The family of this name, long and favorably known in Rush and Shelby counties, is of Southern origin. Milton L. Wagoner, who was born in Harrison county, Kentucky, in 1809, came with his parents to Indiana when he was seventeen years old. His father entered land in Rush county, near Moscow, when the whole region was covered with primeval forest and entirely destitute of the appliances of civilization. The nearest cabin was seven miles away, the mill so distant that the trip for meal or grain was quite an undertaking, and little to console the incomer, except the abundance of game and the fine fish that wriggled in the clear, pure water of the unpolluted streams. The older Wagoner, assisted by his boys, had to cut a trail through the forest from St. Omer back to his newly entered land. After he had reached his majority, Milton L. Wagoner began branching out for himself and soon displayed talents of a high order, in different pursuits. Being devoutly religious from youth he figured conspicuously for years in all matters of church government and development. He was instrumental in establishing the Ebenezer church of the Methodist Episcopal denomination in Orange township, Rush county, and for forty-two years was superintendent of the Sunday school. Having a good education and a natural talent for oratory, he gained local fame as a public speaker and was always in demand when an address was needed. As an exhorter, the Methodist church could show few equals to this backwoods master of eloquence. He was also successful as a school teacher and followed this profession for twenty-three years. He was fond of out-of-door life, an excellent shot with a rifle and a game hunter that ranked with the best of his time. September 8, 1831, he married Lavina M. McDuffee, who was born in Harrison county, Kentucky, June 29, 1813, and came with her people to Rush county in company with the Wagoners. The families located in a mile or two of each other, the children grew up together and there was always the greatest intimacy and neighborly exchange between them during all the years that followed their settlement. To Miller[sic] L. and Lavina Wagoner the following children were born: Cinderilla, deceased; Ruhama (Busby, of Illinois; Catherine, deceased, as are Peter and Anna, also; Robert, a resident of Rush county; Sarah Ann and Venila (Simpson) live in Blue Ridge, and James is a resident of Rush county.
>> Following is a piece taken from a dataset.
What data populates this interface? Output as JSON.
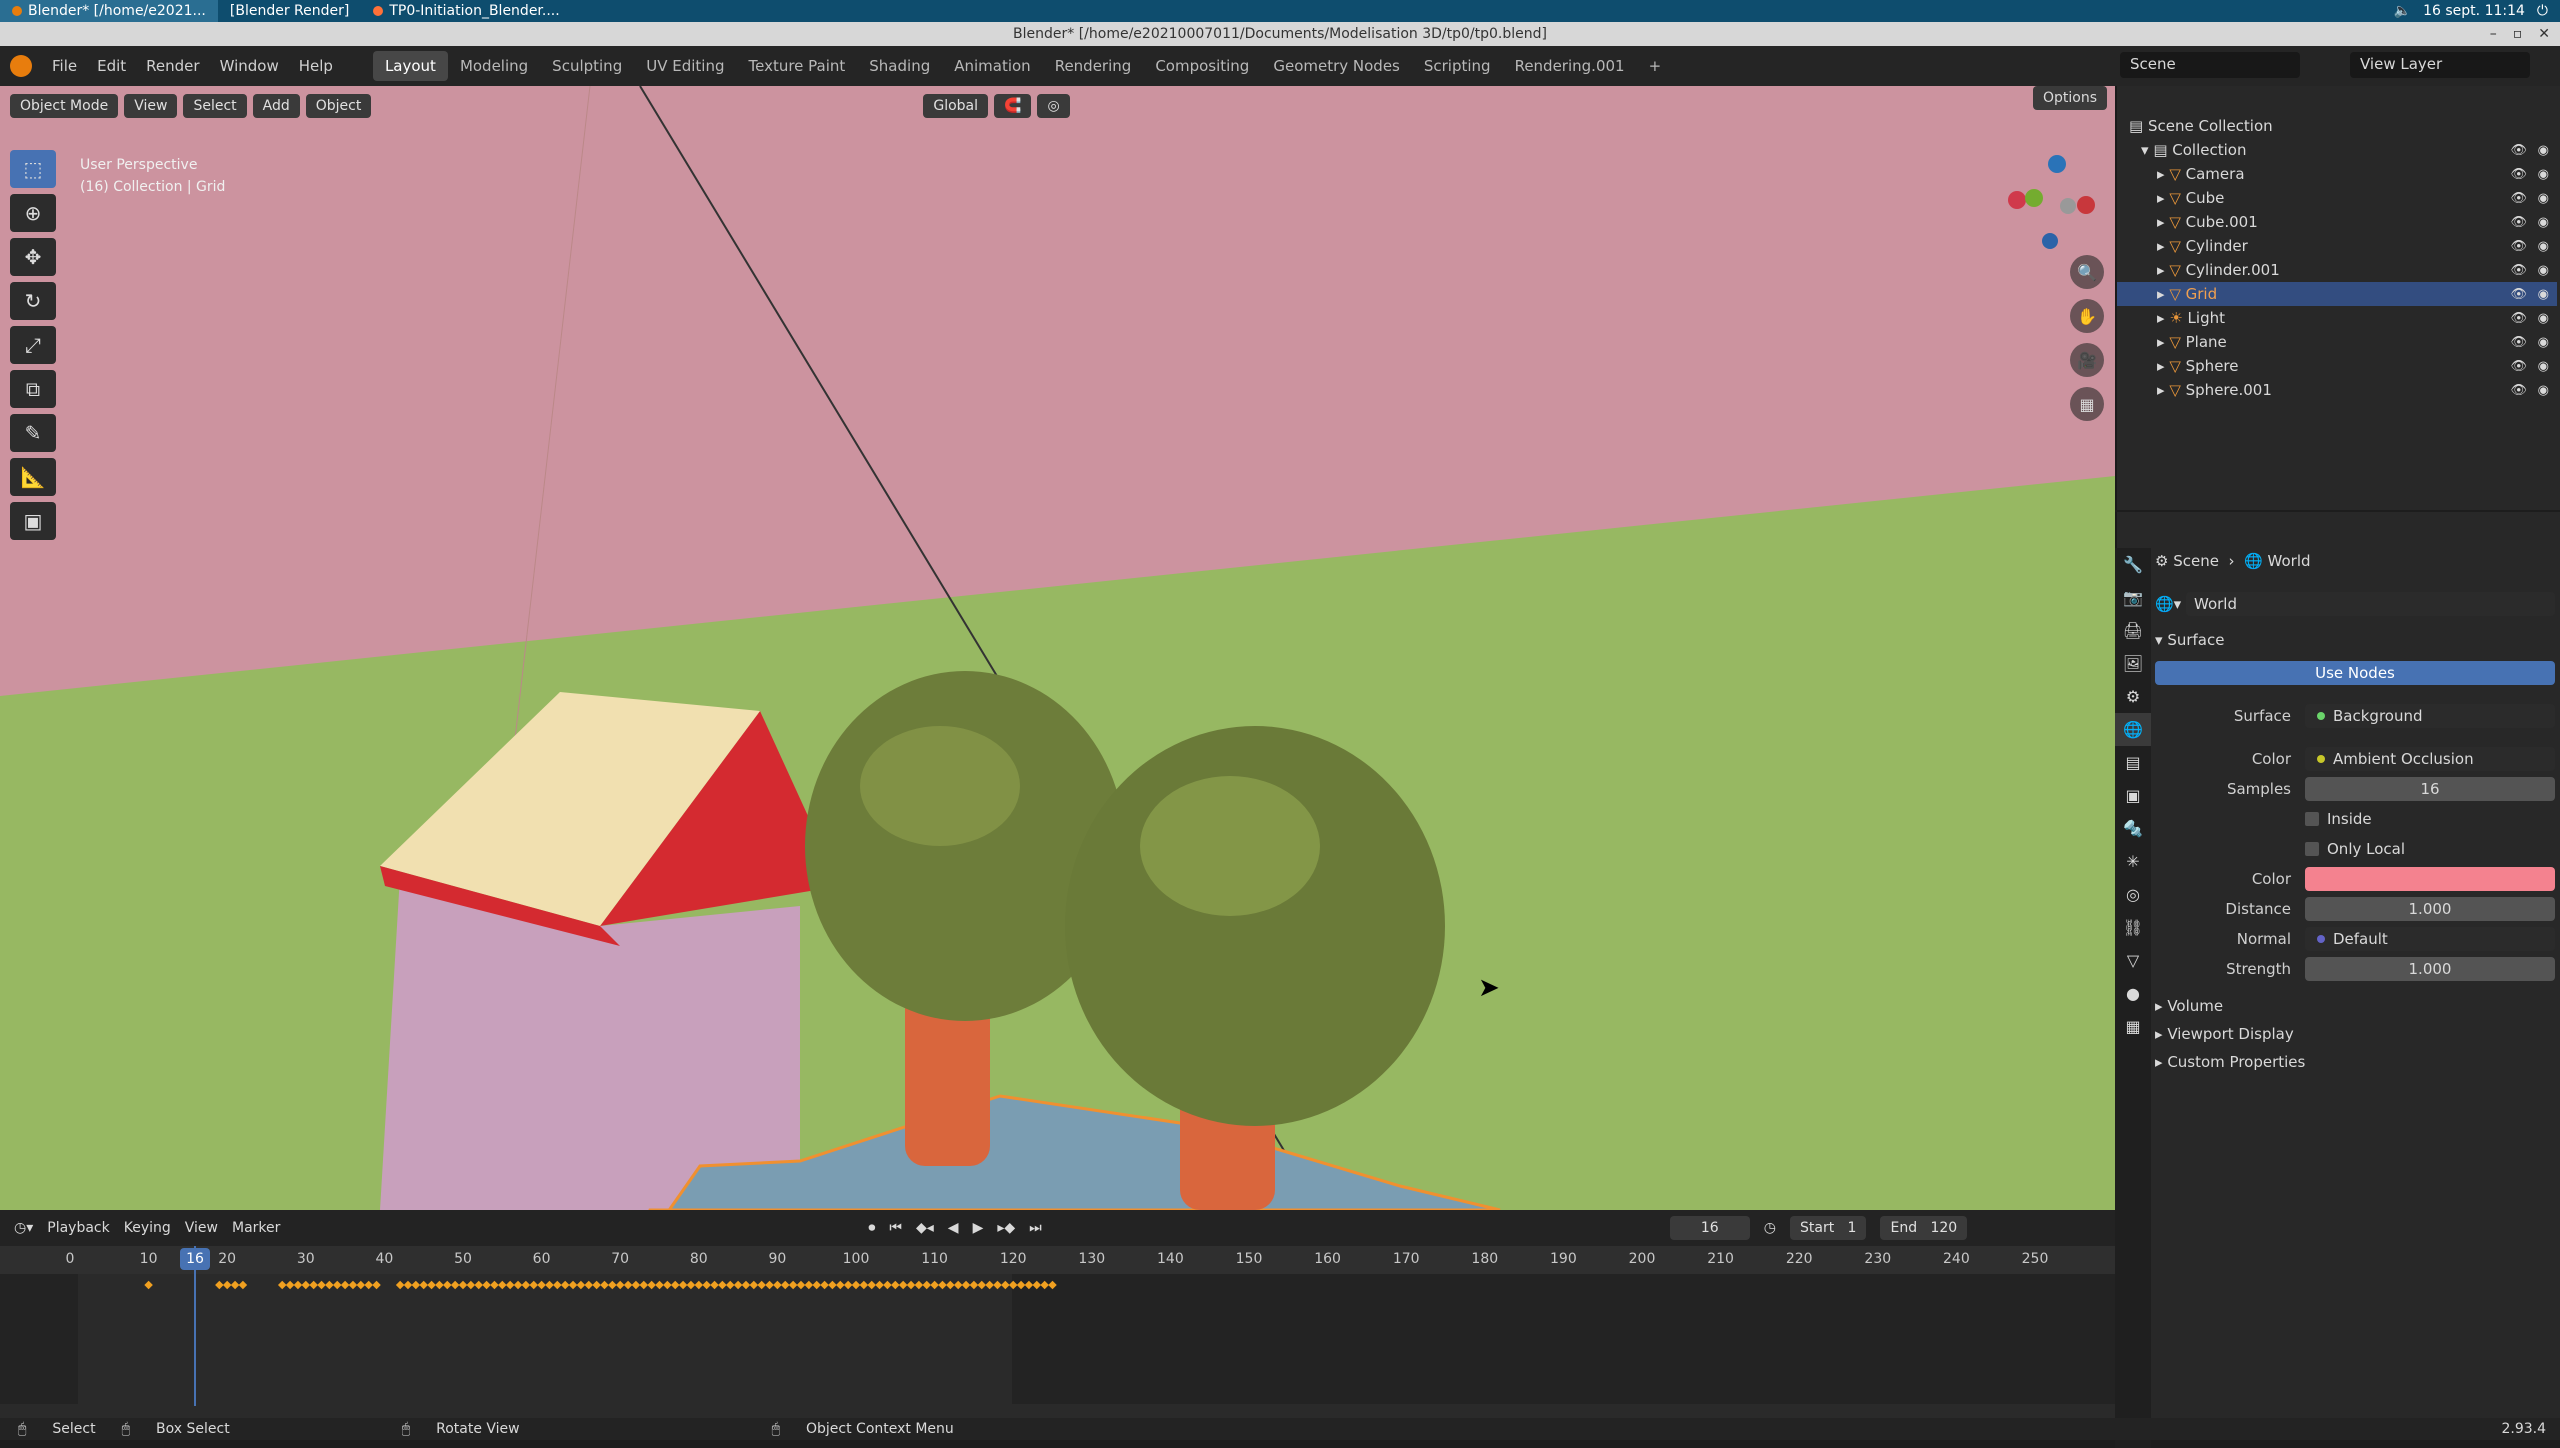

Hayden Hayes Wagoner, the ninth child, was born in Rush county, June 16, 1849. His father being a teacher, he had the benefit of his instruction for several terms and also attended private school in old Ebenezer church. This, in connection with much hard study at night, made him in time an unusually well educated young man and he utilized his advantages by teaching eight years in Liberty township. After completing these terms, he spent some time in Greensburg, but eventually settled down again to residence on his farm. His father died at the advanced age of ninety-three years, and his mother closed her earthly experiences on January 24, 1892. She was highly respected as an exemplar of what a good Christian mother should be and her religious inclinations came naturally, as she was the daughter of a pioneer preacher of the Methodist church.
October 6, 1870, Mr. Wagoner married Elizabeth, daughter of William and Helen (Boring) Boys, natives of Ohio and among the early settlers in the Milroy neighborhood of Rush county. They have three children: Otto, born February 24, 1872, married Nannie, daughter of Doctor Shrout, at Waldron, has one child, Floyd Earl, and resides in Rush county; Alto, born April 23, 1874, married Delbert Norris, of Liberty township, and has two children, Marie and Stanley; Bessie, born December 14, 1877, married Dora Hungerford, resides in Noble township and has one child, Vanch. Mr. Wagoner keeps up with the procession as a progressive farmer and is quite prominent in th affairs of Liberty township. Instead of joining in the cry against the "red devils," Mr. Wagoner purchased an automobile for his own use, taking the view that these machines were more useful to farmers than any other class. His home is supplied with all the comforts and many of the luxuries of modern life, and it is only necessary to glance over the place to see that there is a man in charge who likes to see things kept in good order. The rural mail delivery, telephone and fine pike roads and nearby electric trolley line leave nothing to be desired in the way of conveniences and give evidence that the Wagoner home, like thousands of others in our great country, is enjoying the best that can be accorded by twentieth century civilization.
Chadwick's History of Shelby County, Indiana, by Edward H. Chadwick, B.A., assisted by well
known local talent, B.F. Bowen & Co, Publishers: Indianapolis, IN, 1909, pages 686-687.
Copied by Phyllis Miller Fleming